The Securities and Exchange Commission (SEC) has given companies permission to offer and sell securities through crowdfunding under Title III of the Jobs Act. Companies that want to offer and sell via crowdfunding should speak with a business law attorney who can help them navigate the process.
Crowdfunding is a Growing Trend
Crowdfunding is a creative and innovative way for businesses to raise capital. Entrepreneurs can utilize the internet or social media to connect with investors. Startup companies and individuals can visit popular crowdfunding websites, such as Kickstarter, GoFundMe, and Indigogo and find investors who want to fund business projects that have a purpose or potential to succeed.
Crowdfunding is becoming more popular with both entrepreneurs and investors. Entrepreneurs are seeking other ways to find funding, and crowdfunding is the answer for many of them. Over the years, crowdfunding has proven to be a viable alternative to receiving or investing money. Trends show it is not going away no time soon, and many financial experts predict it will be the next major investment trend for many people in business.
SEC Recommendations for Offering and Selling Securities via Crowdfunding
The new SEC rules and provisions involving crowdfunding give startups and small business owners additional ways to grow their businesses and provide investors with protection. Businesses need to become familiar with the SEC recommendations of offering and selling securities through crowdfunding. The SEC has released new recommendations and rules.

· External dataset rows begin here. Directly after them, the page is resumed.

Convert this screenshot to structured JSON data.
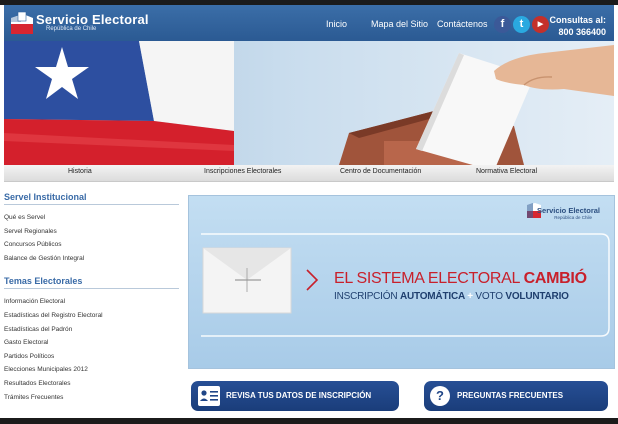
{
  "header": {
    "logo_title": "Servicio Electoral",
    "logo_subtitle": "República de Chile",
    "nav": [
      "Inicio",
      "Mapa del Sitio",
      "Contáctenos"
    ],
    "contact_label": "Consultas al:",
    "contact_phone": "800 366400"
  },
  "subnav": [
    "Historia",
    "Inscripciones Electorales",
    "Centro de Documentación",
    "Normativa Electoral"
  ],
  "sidebar": {
    "section1_title": "Servel Institucional",
    "section1_links": [
      "Qué es Servel",
      "Servel Regionales",
      "Concursos Públicos",
      "Balance de Gestión Integral"
    ],
    "section2_title": "Temas Electorales",
    "section2_links": [
      "Información Electoral",
      "Estadísticas del Registro Electoral",
      "Estadísticas del Padrón",
      "Gasto Electoral",
      "Partidos Políticos",
      "Elecciones Municipales 2012",
      "Resultados Electorales",
      "Trámites Frecuentes"
    ]
  },
  "promo": {
    "logo_title": "Servicio Electoral",
    "logo_subtitle": "República de Chile",
    "line1_a": "EL SISTEMA ELECTORAL ",
    "line1_b": "CAMBIÓ",
    "line2_a": "INSCRIPCIÓN ",
    "line2_b": "AUTOMÁTICA",
    "line2_plus": " + ",
    "line2_c": "VOTO ",
    "line2_d": "VOLUNTARIO"
  },
  "buttons": {
    "registration": "REVISA TUS DATOS DE INSCRIPCIÓN",
    "faq": "PREGUNTAS  FRECUENTES"
  },
  "colors": {
    "header_blue": "#2f619c",
    "accent_red": "#c8202b",
    "button_navy": "#1f4587",
    "sidebar_heading": "#3a6ba7"
  }
}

The recommended rules would, among other things, enable individuals to purchase securities in equity crowdfunding offerings subject to certain limits, require companies to disclose certain information about their businesses and securities offerings, and create a regulatory framework for the intermediaries facilitating crowdfunding transactions. More specifically, the recommended rules would permit a company to raise a maximum aggregate amount of $1 million through crowdfunding offerings in a 12-month period. They would permit individual investors, over a 12-month period, to invest in the aggregate across all equity crowdfunding offerings up to:
- If either their annual income or net worth is less than $100,000, than the greater of: $2,000 or 5% of the lesser of their annual income or net worth.
- If both their annual income and net worth are equal to or more than $100,000, 10% of the lesser of their annual income or net worth;
- During the 12-month period, the aggregate amount of securities sold to an investor through all crowdfunding offerings may not exceed $100,000.
Under the recommended rules, certain companies would not be eligible to use the exemption. Ineligible companies would include:
- Non-U.S. companies,
- Exchange Act reporting companies,
- Certain investment companies,
- Companies that are subject to disqualification under Regulation Crowdfunding,
- Companies that have failed to comply with the annual reporting requirements under Regulation
- Crowdfunding during the two years immediately preceding the filing of the offering statement, and companies that have no specific business plan or have indicated that their business plan is to engage in a merger or acquisition with an unidentified company or companies.
Get Better Understanding and Legal Advice
Companies that follow these recommendations to conduct an equity crowdfunding offer must file specific information with the SEC. In addition, companies are required to provide this information to potential investors and the intermediary facilitating the over. Before offering and selling securities, it is wise to seek the counsel of a well-versed business law attorney who understands the new laws regarding offering and selling securities through crowdfunding.